* **ASSIGNED TASK**
Exclude the pictures, then copy all remaining records exactly.

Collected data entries

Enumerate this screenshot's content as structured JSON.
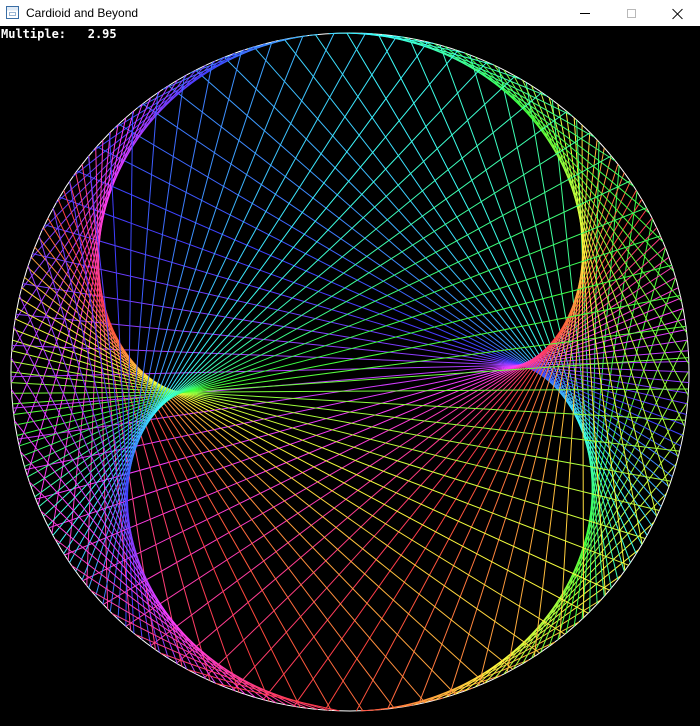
{
  "window": {
    "title": "Cardioid and Beyond",
    "icons": {
      "app": "app-window-icon",
      "minimize": "minimize-icon",
      "maximize": "maximize-icon",
      "close": "close-icon"
    }
  },
  "readout": {
    "label": "Multiple:",
    "value": "2.95"
  },
  "canvas": {
    "background": "#000000",
    "circle_color": "#ffffff",
    "multiplier": 2.95,
    "point_count": 200,
    "color_cycle": "rainbow-hue"
  }
}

* **ANSWER TO THIS PROBLEM**
Enumerate this screenshot's content as structured JSON.
{
  "window": {
    "title": "Cardioid and Beyond",
    "icons": {
      "app": "app-window-icon",
      "minimize": "minimize-icon",
      "maximize": "maximize-icon",
      "close": "close-icon"
    }
  },
  "readout": {
    "label": "Multiple:",
    "value": "2.95"
  },
  "canvas": {
    "background": "#000000",
    "circle_color": "#ffffff",
    "multiplier": 2.95,
    "point_count": 200,
    "color_cycle": "rainbow-hue"
  }
}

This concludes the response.